Partnerships for improving fruit production in DPR Korea
Despite advances in agriculture in the Democratic People’s Republic of Korea (DPR Korea), a shortage of fresh produce undermines the population’s nutritional status. Fruit is grown on large state farms and cooperative farms, but pests and diseases reduce yields and quality. CABI is working with key stakeholders in the fruit sector to develop best practice guidelines for fruit integrated pest management.
So, what’s the problem
Although agricultural production in DPR Korea has advanced in recent years, the nutritional status of much of the population remains poor: rates of stunting are high and micronutrient deficiencies are of particular concern in children and other vulnerable groups. This is linked to the shortage and seasonal availability of animal products, fruit and vegetables.
Small amounts of fruit have always been grown on cooperative farms, but most orchards are poorly managed and yields are low. Pests and diseases are rife, and farmers use the few available (hazardous, broad-spectrum) pesticides. Often of low quality, these contribute little to pest control, but damage beneficial insects as well as the wider environment and human health. The high level of damaged fruit causes major storage problems, including early decay and increased mycotoxin levels.
There is little access to best practice information, and a lack of national guidance on fruit integrated pest management (IPM). Although IPM has been introduced in other crops already by CABI-led projects, innovative ideas to improve the situation in orchards are needed.
What is this project doing?
The project aims to improve fruit productivity and hence nutritional security and resilience in DPR Korea’s fruit production system. We will enhance institutional, technical and networking capacity of stakeholders in the sector so they can develop and implement strategies for sustainable pest management, thus improving fruit production and quality and reducing use of dangerous chemicals. We will be working with staff at one large fruit farm and smaller cooperative farms to develop best practice guidelines for fruit IPM, which will be made available and implemented country-wide. This will anchor fruit IPM within DPR Korea and provide the population with a more stable and evenly distributed fruit supply and better nutrition.
Developing the guidelines will be facilitated by activities including:
- training and institutional capacity building
- developing and validating an IPM strategy for apple production and policy-level measures
- developing an economically viable, low-technology, environmentally safe and locally adapted Trichogramma mass-production and application system for biological control of the main apple pest
An inception phase from October 2016 to March 2017, enabled partners to jointly develop a common understanding of the project, review baseline data, prepare operational plans, and confirm South Hamgyong Province on the east coast as the geographic focus of the project.
In 2018, a new building to house a Trichogramma Rearing Facility (TRF) was built and equipped at Ryulsong Orchard, Jongpyong County.

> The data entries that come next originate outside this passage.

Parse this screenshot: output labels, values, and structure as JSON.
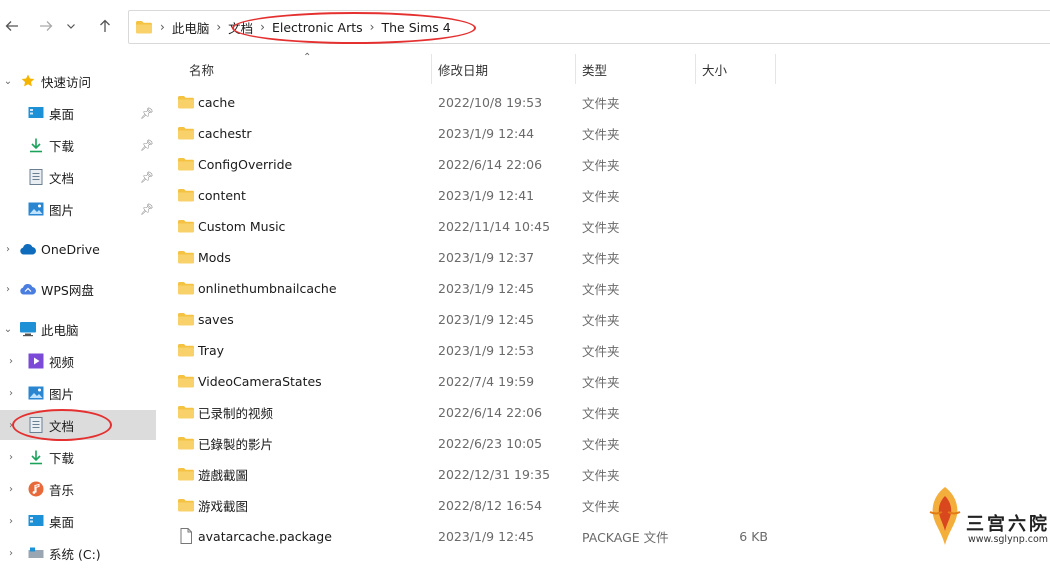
{
  "nav": {
    "back_icon": "arrow-left-icon",
    "forward_icon": "arrow-right-icon",
    "dropdown_icon": "chevron-down-icon",
    "up_icon": "arrow-up-icon"
  },
  "address": {
    "folder_icon": "folder-icon",
    "crumbs": [
      "此电脑",
      "文档",
      "Electronic Arts",
      "The Sims 4"
    ]
  },
  "sidebar": {
    "quick_access": "快速访问",
    "desktop": "桌面",
    "downloads": "下载",
    "documents": "文档",
    "pictures": "图片",
    "onedrive": "OneDrive",
    "wps": "WPS网盘",
    "this_pc": "此电脑",
    "videos": "视频",
    "pictures2": "图片",
    "documents2": "文档",
    "downloads2": "下载",
    "music": "音乐",
    "desktop2": "桌面",
    "system_drive": "系统 (C:)"
  },
  "columns": {
    "name": "名称",
    "date": "修改日期",
    "type": "类型",
    "size": "大小"
  },
  "files": [
    {
      "name": "cache",
      "date": "2022/10/8 19:53",
      "type": "文件夹",
      "size": "",
      "icon": "folder-icon"
    },
    {
      "name": "cachestr",
      "date": "2023/1/9 12:44",
      "type": "文件夹",
      "size": "",
      "icon": "folder-icon"
    },
    {
      "name": "ConfigOverride",
      "date": "2022/6/14 22:06",
      "type": "文件夹",
      "size": "",
      "icon": "folder-icon"
    },
    {
      "name": "content",
      "date": "2023/1/9 12:41",
      "type": "文件夹",
      "size": "",
      "icon": "folder-icon"
    },
    {
      "name": "Custom Music",
      "date": "2022/11/14 10:45",
      "type": "文件夹",
      "size": "",
      "icon": "folder-icon"
    },
    {
      "name": "Mods",
      "date": "2023/1/9 12:37",
      "type": "文件夹",
      "size": "",
      "icon": "folder-icon"
    },
    {
      "name": "onlinethumbnailcache",
      "date": "2023/1/9 12:45",
      "type": "文件夹",
      "size": "",
      "icon": "folder-icon"
    },
    {
      "name": "saves",
      "date": "2023/1/9 12:45",
      "type": "文件夹",
      "size": "",
      "icon": "folder-icon"
    },
    {
      "name": "Tray",
      "date": "2023/1/9 12:53",
      "type": "文件夹",
      "size": "",
      "icon": "folder-icon"
    },
    {
      "name": "VideoCameraStates",
      "date": "2022/7/4 19:59",
      "type": "文件夹",
      "size": "",
      "icon": "folder-icon"
    },
    {
      "name": "已录制的视频",
      "date": "2022/6/14 22:06",
      "type": "文件夹",
      "size": "",
      "icon": "folder-icon"
    },
    {
      "name": "已錄製的影片",
      "date": "2022/6/23 10:05",
      "type": "文件夹",
      "size": "",
      "icon": "folder-icon"
    },
    {
      "name": "遊戲截圖",
      "date": "2022/12/31 19:35",
      "type": "文件夹",
      "size": "",
      "icon": "folder-icon"
    },
    {
      "name": "游戏截图",
      "date": "2022/8/12 16:54",
      "type": "文件夹",
      "size": "",
      "icon": "folder-icon"
    },
    {
      "name": "avatarcache.package",
      "date": "2023/1/9 12:45",
      "type": "PACKAGE 文件",
      "size": "6 KB",
      "icon": "file-icon"
    }
  ],
  "watermark": {
    "text": "三宫六院",
    "url": "www.sglynp.com"
  },
  "colors": {
    "folder": "#f5c242",
    "selected": "#dcdcdc",
    "annotation": "#e53030",
    "accent": "#0067c0"
  }
}
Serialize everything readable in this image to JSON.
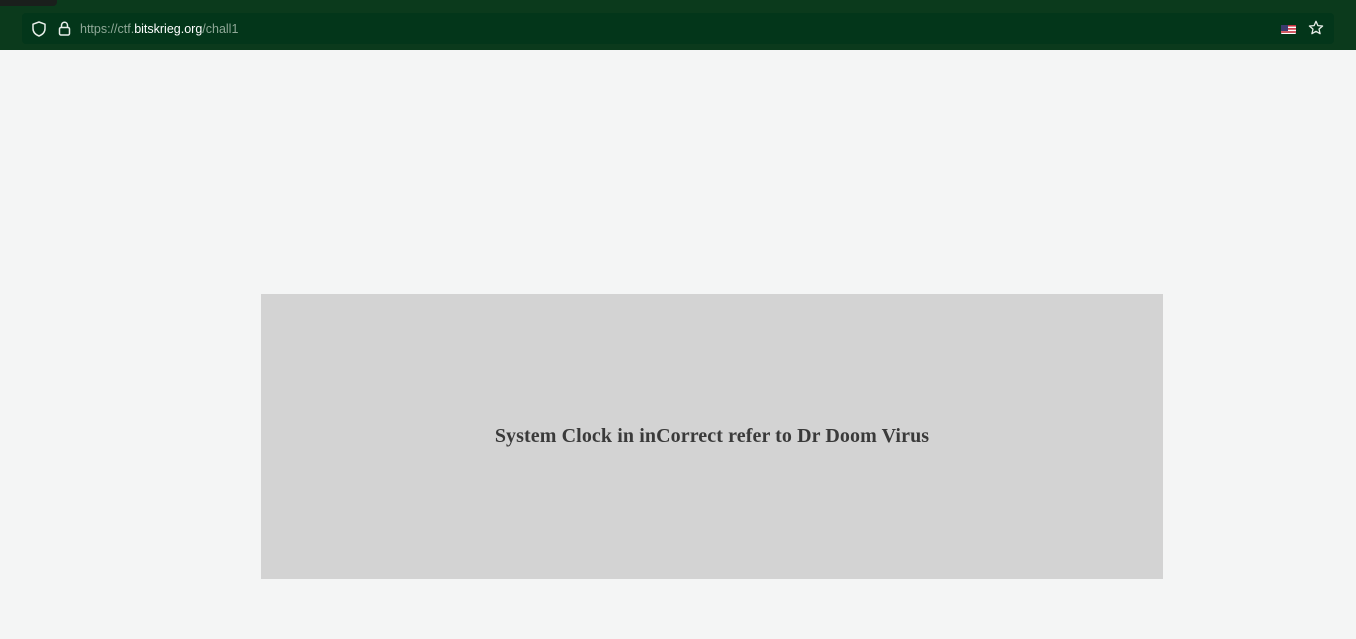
{
  "browser": {
    "url_prefix": "https://ctf.",
    "url_host": "bitskrieg.org",
    "url_path": "/chall1",
    "icons": [
      "shield-icon",
      "lock-icon",
      "us-flag-icon",
      "star-icon"
    ],
    "theme_color": "#0b3a1c"
  },
  "main": {
    "message": "System Clock in inCorrect refer to Dr Doom Virus",
    "box_color": "#d3d3d3"
  }
}
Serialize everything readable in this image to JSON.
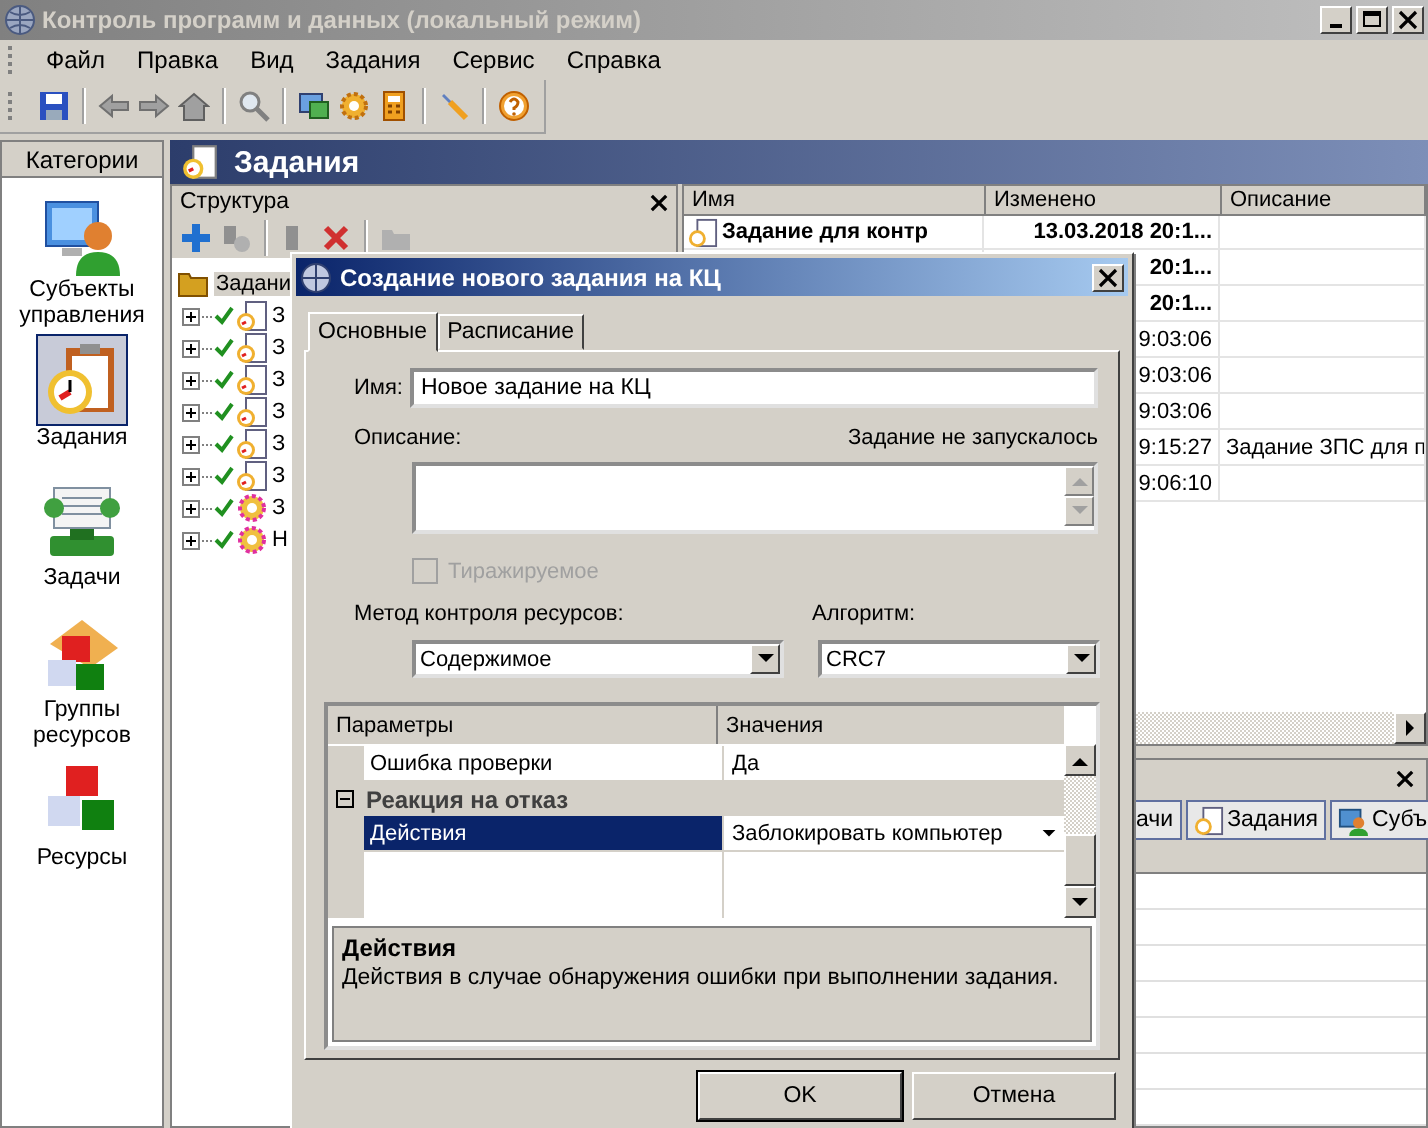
{
  "window": {
    "title": "Контроль программ и данных (локальный режим)"
  },
  "menu": [
    "Файл",
    "Правка",
    "Вид",
    "Задания",
    "Сервис",
    "Справка"
  ],
  "sidebar": {
    "header": "Категории",
    "items": [
      {
        "label": "Субъекты управления",
        "kind": "subjects",
        "selected": false
      },
      {
        "label": "Задания",
        "kind": "tasks",
        "selected": true
      },
      {
        "label": "Задачи",
        "kind": "jobs",
        "selected": false
      },
      {
        "label": "Группы ресурсов",
        "kind": "groups",
        "selected": false
      },
      {
        "label": "Ресурсы",
        "kind": "resources",
        "selected": false
      }
    ]
  },
  "section_title": "Задания",
  "structure": {
    "title": "Структура",
    "tree": {
      "label": "Задани",
      "selected": true,
      "children": [
        {
          "label": "З",
          "kind": "task",
          "expanded": false,
          "active": true
        },
        {
          "label": "З",
          "kind": "task",
          "expanded": false,
          "active": true
        },
        {
          "label": "З",
          "kind": "task",
          "expanded": false,
          "active": true
        },
        {
          "label": "З",
          "kind": "task",
          "expanded": false,
          "active": true
        },
        {
          "label": "З",
          "kind": "task",
          "expanded": false,
          "active": true
        },
        {
          "label": "З",
          "kind": "task",
          "expanded": false,
          "active": true
        },
        {
          "label": "З",
          "kind": "gear",
          "expanded": false,
          "active": true
        },
        {
          "label": "Н",
          "kind": "gear",
          "expanded": false,
          "active": true
        }
      ]
    }
  },
  "list": {
    "columns": [
      "Имя",
      "Изменено",
      "Описание"
    ],
    "rows": [
      {
        "name": "Задание для контр",
        "modified": "13.03.2018  20:1...",
        "bold": true
      },
      {
        "modified": "20:1...",
        "bold": true
      },
      {
        "modified": "20:1...",
        "bold": true
      },
      {
        "modified": "9:03:06",
        "bold": false
      },
      {
        "modified": "9:03:06",
        "bold": false
      },
      {
        "modified": "9:03:06",
        "bold": false
      },
      {
        "modified": "9:15:27",
        "description": "Задание ЗПС для п",
        "bold": false
      },
      {
        "modified": "9:06:10",
        "bold": false
      }
    ]
  },
  "bottom_panel": {
    "tabs": [
      {
        "label": "ачи",
        "kind": "plain"
      },
      {
        "label": "Задания",
        "kind": "task"
      },
      {
        "label": "Субъ",
        "kind": "subject"
      }
    ]
  },
  "dialog": {
    "title": "Создание нового задания на КЦ",
    "tabs": [
      {
        "label": "Основные",
        "selected": true
      },
      {
        "label": "Расписание",
        "selected": false
      }
    ],
    "name_label": "Имя:",
    "name_value": "Новое задание на КЦ",
    "description_label": "Описание:",
    "status": "Задание не запускалось",
    "replicable": {
      "label": "Тиражируемое",
      "checked": false,
      "disabled": true
    },
    "method_label": "Метод контроля ресурсов:",
    "method_value": "Содержимое",
    "algorithm_label": "Алгоритм:",
    "algorithm_value": "CRC7",
    "properties": {
      "columns": [
        "Параметры",
        "Значения"
      ],
      "rows": [
        {
          "kind": "property",
          "name": "Ошибка проверки",
          "value": "Да",
          "selected": false
        },
        {
          "kind": "category",
          "name": "Реакция на отказ",
          "expanded": true
        },
        {
          "kind": "property",
          "name": "Действия",
          "value": "Заблокировать компьютер",
          "selected": true
        }
      ],
      "help_title": "Действия",
      "help_text": "Действия в случае обнаружения ошибки при выполнении задания."
    },
    "buttons": [
      {
        "label": "OK",
        "default": true
      },
      {
        "label": "Отмена",
        "default": false
      }
    ]
  }
}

In March 2018, personnel from the TRF were trained on all aspects of Trichogramma rearing at the Experimental TRF at the Plant Protection Institute, Academy of Agricultural Sciences, Pyongyang.
Previously selected TRFs, based at county plant protection stations, were provided with new Trichogramma rearing equipment to upgrade existing facilities and all TRFs were supplied with a new species of Trichogramma (T.chilonis) to target lepidopteran fruit pests. Personnel from all TRFs participated in a Quality Control workshop in May 2018.
To promote international networking and build knowledge in current fruit production best practices, study tours, which focussed on aspects on best practice in field management, harvest and post-harvest handling and storage, were carried out in May and October 2017 at Qingdao Agricultural University, China, for project partners. A training workshop on ‘International Fruit IPM’ was held at the Fruit Research Institute, AAS in August 2018 to aid the development and implementation of national best practice guidelines.
A best practice guideline was jointly developed during two workshops in 2018. In addition to the Ryulsong Orchard, four cooperative farms, from each of the four participating counties (16 in total) were selected to implement the application of the best practice guideline, including the application of the Trichogramma species, in 2019. This will be supported by ToT and farmer training in early 2019.